There is much to indicate that folk-lore has a brilliant future before it. as a philosophical as well as a scientific subject. This is, perhaps, too dangerous a topic to speak of now, and it is hardly yet within the range of practical folklore objects. What we can say, however, without danger to individual opinions, is that no science dealing with man is quite perfect without the aid of folk-lore. Anthropology is not perfect without it, because folk-lore is the anthropology of the civilised races, and without this complement the anthropology of barbarism and savagery is incomplete, and hence faulty.
The greatest problem of anthropology is the connection of modern with prehistoric man, and that this is still a burning question is shown by what Dr. Tylor only last year made the subject of his address at the Oriental Congress. But geology, archæeology, philology, and the physical history of man cannot get on without the aid of folk-lore.

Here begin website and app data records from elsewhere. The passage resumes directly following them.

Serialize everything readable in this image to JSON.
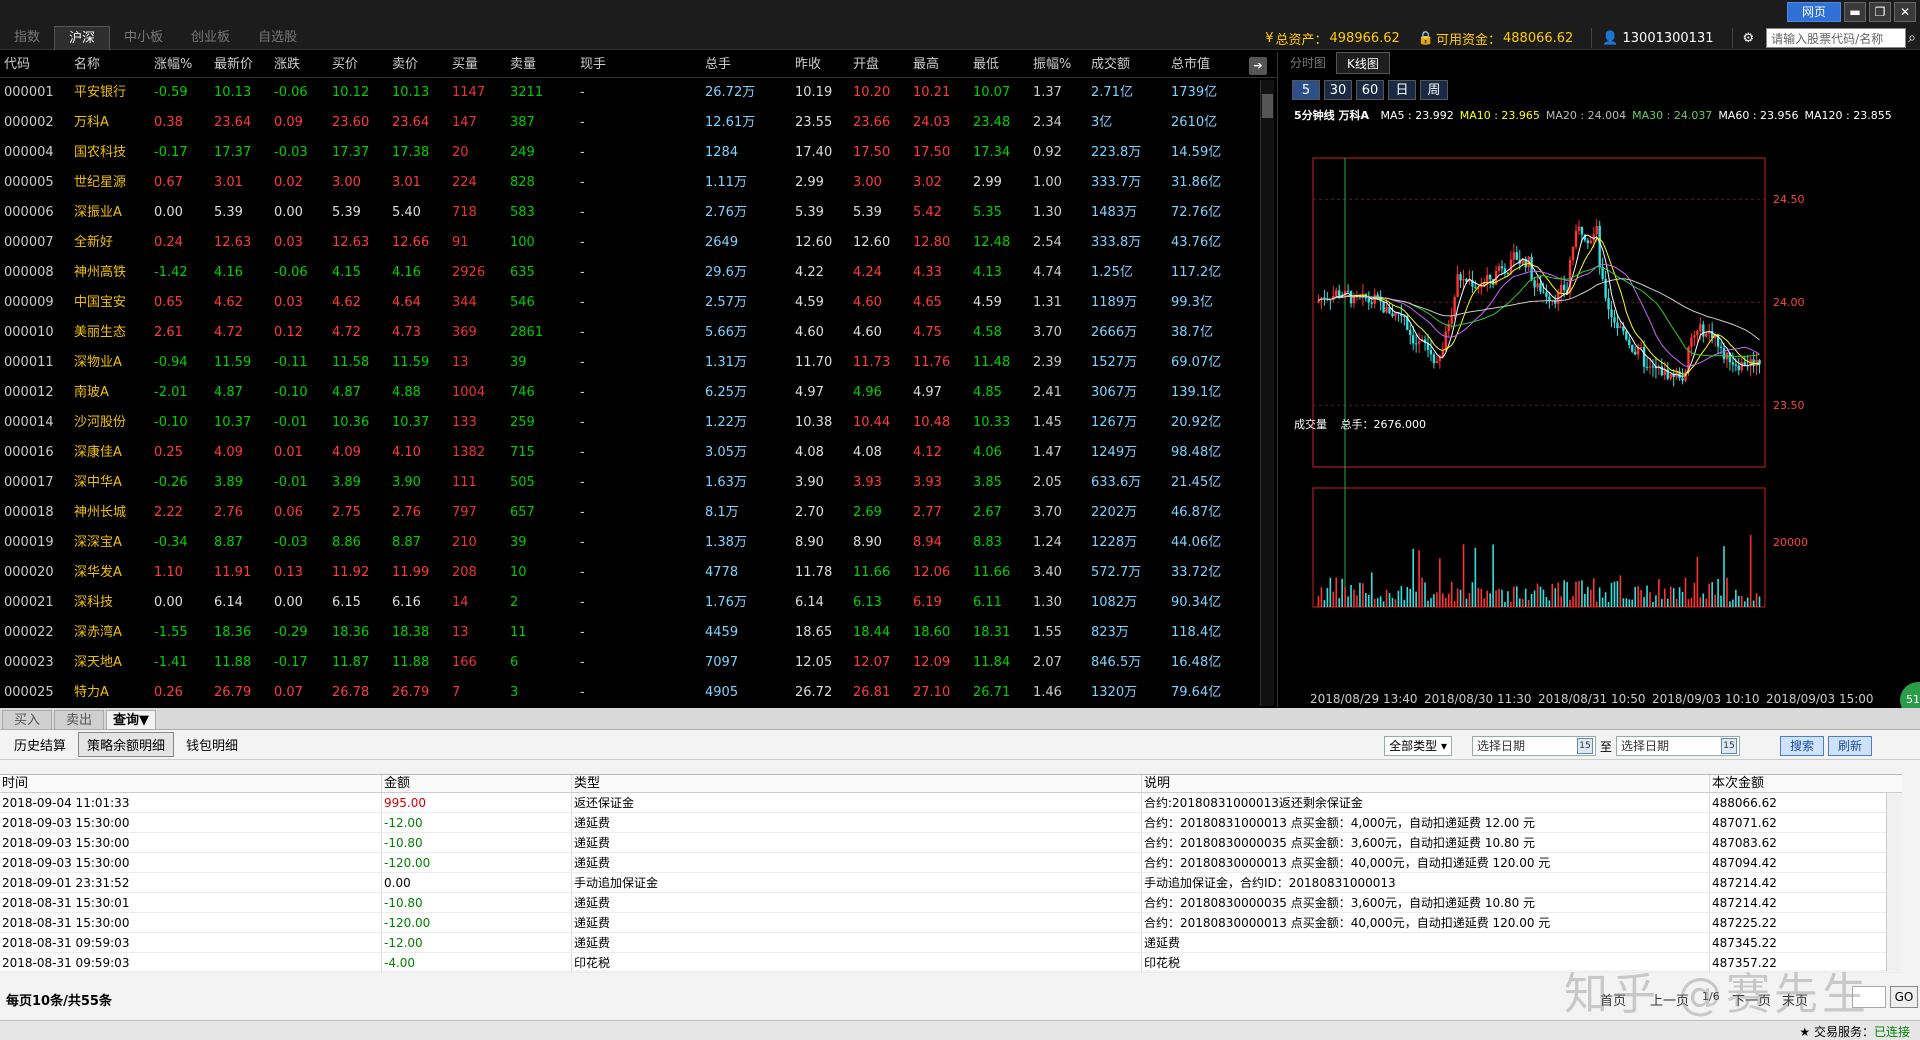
{
  "market_tabs": [
    "指数",
    "沪深",
    "中小板",
    "创业板",
    "自选股"
  ],
  "account": {
    "total_assets_label": "总资产：",
    "total_assets": "498966.62",
    "available_label": "可用资金：",
    "available": "488066.62",
    "user": "13001300131",
    "search_placeholder": "请输入股票代码/名称"
  },
  "window": {
    "web_label": "网页"
  },
  "quote_headers": [
    "代码",
    "名称",
    "涨幅%",
    "最新价",
    "涨跌",
    "买价",
    "卖价",
    "买量",
    "卖量",
    "现手",
    "总手",
    "昨收",
    "开盘",
    "最高",
    "最低",
    "振幅%",
    "成交额",
    "总市值"
  ],
  "quotes": [
    [
      "000001",
      "平安银行",
      "-0.59",
      "10.13",
      "-0.06",
      "10.12",
      "10.13",
      "1147",
      "3211",
      "-",
      "26.72万",
      "10.19",
      "10.20",
      "10.21",
      "10.07",
      "1.37",
      "2.71亿",
      "1739亿"
    ],
    [
      "000002",
      "万科A",
      "0.38",
      "23.64",
      "0.09",
      "23.60",
      "23.64",
      "147",
      "387",
      "-",
      "12.61万",
      "23.55",
      "23.66",
      "24.03",
      "23.48",
      "2.34",
      "3亿",
      "2610亿"
    ],
    [
      "000004",
      "国农科技",
      "-0.17",
      "17.37",
      "-0.03",
      "17.37",
      "17.38",
      "20",
      "249",
      "-",
      "1284",
      "17.40",
      "17.50",
      "17.50",
      "17.34",
      "0.92",
      "223.8万",
      "14.59亿"
    ],
    [
      "000005",
      "世纪星源",
      "0.67",
      "3.01",
      "0.02",
      "3.00",
      "3.01",
      "224",
      "828",
      "-",
      "1.11万",
      "2.99",
      "3.00",
      "3.02",
      "2.99",
      "1.00",
      "333.7万",
      "31.86亿"
    ],
    [
      "000006",
      "深振业A",
      "0.00",
      "5.39",
      "0.00",
      "5.39",
      "5.40",
      "718",
      "583",
      "-",
      "2.76万",
      "5.39",
      "5.39",
      "5.42",
      "5.35",
      "1.30",
      "1483万",
      "72.76亿"
    ],
    [
      "000007",
      "全新好",
      "0.24",
      "12.63",
      "0.03",
      "12.63",
      "12.66",
      "91",
      "100",
      "-",
      "2649",
      "12.60",
      "12.60",
      "12.80",
      "12.48",
      "2.54",
      "333.8万",
      "43.76亿"
    ],
    [
      "000008",
      "神州高铁",
      "-1.42",
      "4.16",
      "-0.06",
      "4.15",
      "4.16",
      "2926",
      "635",
      "-",
      "29.6万",
      "4.22",
      "4.24",
      "4.33",
      "4.13",
      "4.74",
      "1.25亿",
      "117.2亿"
    ],
    [
      "000009",
      "中国宝安",
      "0.65",
      "4.62",
      "0.03",
      "4.62",
      "4.64",
      "344",
      "546",
      "-",
      "2.57万",
      "4.59",
      "4.60",
      "4.65",
      "4.59",
      "1.31",
      "1189万",
      "99.3亿"
    ],
    [
      "000010",
      "美丽生态",
      "2.61",
      "4.72",
      "0.12",
      "4.72",
      "4.73",
      "369",
      "2861",
      "-",
      "5.66万",
      "4.60",
      "4.60",
      "4.75",
      "4.58",
      "3.70",
      "2666万",
      "38.7亿"
    ],
    [
      "000011",
      "深物业A",
      "-0.94",
      "11.59",
      "-0.11",
      "11.58",
      "11.59",
      "13",
      "39",
      "-",
      "1.31万",
      "11.70",
      "11.73",
      "11.76",
      "11.48",
      "2.39",
      "1527万",
      "69.07亿"
    ],
    [
      "000012",
      "南玻A",
      "-2.01",
      "4.87",
      "-0.10",
      "4.87",
      "4.88",
      "1004",
      "746",
      "-",
      "6.25万",
      "4.97",
      "4.96",
      "4.97",
      "4.85",
      "2.41",
      "3067万",
      "139.1亿"
    ],
    [
      "000014",
      "沙河股份",
      "-0.10",
      "10.37",
      "-0.01",
      "10.36",
      "10.37",
      "133",
      "259",
      "-",
      "1.22万",
      "10.38",
      "10.44",
      "10.48",
      "10.33",
      "1.45",
      "1267万",
      "20.92亿"
    ],
    [
      "000016",
      "深康佳A",
      "0.25",
      "4.09",
      "0.01",
      "4.09",
      "4.10",
      "1382",
      "715",
      "-",
      "3.05万",
      "4.08",
      "4.08",
      "4.12",
      "4.06",
      "1.47",
      "1249万",
      "98.48亿"
    ],
    [
      "000017",
      "深中华A",
      "-0.26",
      "3.89",
      "-0.01",
      "3.89",
      "3.90",
      "111",
      "505",
      "-",
      "1.63万",
      "3.90",
      "3.93",
      "3.93",
      "3.85",
      "2.05",
      "633.6万",
      "21.45亿"
    ],
    [
      "000018",
      "神州长城",
      "2.22",
      "2.76",
      "0.06",
      "2.75",
      "2.76",
      "797",
      "657",
      "-",
      "8.1万",
      "2.70",
      "2.69",
      "2.77",
      "2.67",
      "3.70",
      "2202万",
      "46.87亿"
    ],
    [
      "000019",
      "深深宝A",
      "-0.34",
      "8.87",
      "-0.03",
      "8.86",
      "8.87",
      "210",
      "39",
      "-",
      "1.38万",
      "8.90",
      "8.90",
      "8.94",
      "8.83",
      "1.24",
      "1228万",
      "44.06亿"
    ],
    [
      "000020",
      "深华发A",
      "1.10",
      "11.91",
      "0.13",
      "11.92",
      "11.99",
      "208",
      "10",
      "-",
      "4778",
      "11.78",
      "11.66",
      "12.06",
      "11.66",
      "3.40",
      "572.7万",
      "33.72亿"
    ],
    [
      "000021",
      "深科技",
      "0.00",
      "6.14",
      "0.00",
      "6.15",
      "6.16",
      "14",
      "2",
      "-",
      "1.76万",
      "6.14",
      "6.13",
      "6.19",
      "6.11",
      "1.30",
      "1082万",
      "90.34亿"
    ],
    [
      "000022",
      "深赤湾A",
      "-1.55",
      "18.36",
      "-0.29",
      "18.36",
      "18.38",
      "13",
      "11",
      "-",
      "4459",
      "18.65",
      "18.44",
      "18.60",
      "18.31",
      "1.55",
      "823万",
      "118.4亿"
    ],
    [
      "000023",
      "深天地A",
      "-1.41",
      "11.88",
      "-0.17",
      "11.87",
      "11.88",
      "166",
      "6",
      "-",
      "7097",
      "12.05",
      "12.07",
      "12.09",
      "11.84",
      "2.07",
      "846.5万",
      "16.48亿"
    ],
    [
      "000025",
      "特力A",
      "0.26",
      "26.79",
      "0.07",
      "26.78",
      "26.79",
      "7",
      "3",
      "-",
      "4905",
      "26.72",
      "26.81",
      "27.10",
      "26.71",
      "1.46",
      "1320万",
      "79.64亿"
    ]
  ],
  "chart": {
    "tabs": [
      "分时图",
      "K线图"
    ],
    "periods": [
      "5",
      "30",
      "60",
      "日",
      "周"
    ],
    "title": "5分钟线 万科A",
    "ma": [
      {
        "label": "MA5 : 23.992",
        "color": "#ffffff"
      },
      {
        "label": "MA10 : 23.965",
        "color": "#ffff00"
      },
      {
        "label": "MA20 : 24.004",
        "color": "#bbbbbb"
      },
      {
        "label": "MA30 : 24.037",
        "color": "#66cc66"
      },
      {
        "label": "MA60 : 23.956",
        "color": "#ffffff"
      },
      {
        "label": "MA120 : 23.855",
        "color": "#ffffff"
      }
    ],
    "price_ticks": [
      "24.50",
      "24.00",
      "23.50"
    ],
    "vol_label": "成交量",
    "vol_total": "总手：2676.000",
    "vol_tick": "20000",
    "dates": [
      "2018/08/29 13:40",
      "2018/08/30 11:30",
      "2018/08/31 10:50",
      "2018/09/03 10:10",
      "2018/09/03 15:00"
    ],
    "colors": {
      "up": "#ff3333",
      "down": "#33e0e0",
      "ma5": "#ffffff",
      "ma10": "#ffff00",
      "ma20": "#cc66ff",
      "ma30": "#33cc33",
      "ma60": "#cccccc",
      "frame": "#cc2222"
    }
  },
  "chart_data": {
    "type": "candlestick",
    "title": "5分钟线 万科A",
    "x_start": "2018/08/29 13:40",
    "x_end": "2018/09/03 15:00",
    "ylim": [
      23.2,
      24.7
    ],
    "yticks": [
      23.5,
      24.0,
      24.5
    ],
    "last_ma": {
      "MA5": 23.992,
      "MA10": 23.965,
      "MA20": 24.004,
      "MA30": 24.037,
      "MA60": 23.956,
      "MA120": 23.855
    },
    "volume_ticks": [
      20000
    ]
  },
  "trade_tabs": [
    "买入",
    "卖出",
    "查询▼"
  ],
  "sub_tabs": [
    "历史结算",
    "策略余额明细",
    "钱包明细"
  ],
  "filters": {
    "type": "全部类型",
    "date_from": "选择日期",
    "to": "至",
    "date_to": "选择日期",
    "search": "搜索",
    "refresh": "刷新"
  },
  "ledger_headers": [
    "时间",
    "金额",
    "类型",
    "说明",
    "本次金额"
  ],
  "ledger": [
    [
      "2018-09-04 11:01:33",
      "995.00",
      "返还保证金",
      "合约:20180831000013返还剩余保证金",
      "488066.62"
    ],
    [
      "2018-09-03 15:30:00",
      "-12.00",
      "递延费",
      "合约：20180831000013 点买金额：4,000元，自动扣递延费 12.00 元",
      "487071.62"
    ],
    [
      "2018-09-03 15:30:00",
      "-10.80",
      "递延费",
      "合约：20180830000035 点买金额：3,600元，自动扣递延费 10.80 元",
      "487083.62"
    ],
    [
      "2018-09-03 15:30:00",
      "-120.00",
      "递延费",
      "合约：20180830000013 点买金额：40,000元，自动扣递延费 120.00 元",
      "487094.42"
    ],
    [
      "2018-09-01 23:31:52",
      "0.00",
      "手动追加保证金",
      "手动追加保证金，合约ID：20180831000013",
      "487214.42"
    ],
    [
      "2018-08-31 15:30:01",
      "-10.80",
      "递延费",
      "合约：20180830000035 点买金额：3,600元，自动扣递延费 10.80 元",
      "487214.42"
    ],
    [
      "2018-08-31 15:30:00",
      "-120.00",
      "递延费",
      "合约：20180830000013 点买金额：40,000元，自动扣递延费 120.00 元",
      "487225.22"
    ],
    [
      "2018-08-31 09:59:03",
      "-12.00",
      "递延费",
      "递延费",
      "487345.22"
    ],
    [
      "2018-08-31 09:59:03",
      "-4.00",
      "印花税",
      "印花税",
      "487357.22"
    ]
  ],
  "pager": {
    "info": "每页10条/共55条",
    "first": "首页",
    "prev": "上一页",
    "page": "1/6",
    "next": "下一页",
    "last": "末页",
    "go": "GO"
  },
  "status": {
    "label": "★ 交易服务：",
    "value": "已连接"
  },
  "watermark": "知乎 @赛先生"
}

To find a savage custom in a civilised country, and to search out its counterpart among modern savagery, is a scientific act only when we have proved, as nearly as proof is possible, that the parallel is not represented by one simple line drawn from civilisation to savagery, but by the three sides of a parallelogram, the connecting line between the two vertical ones being the horizon of prehistoric life.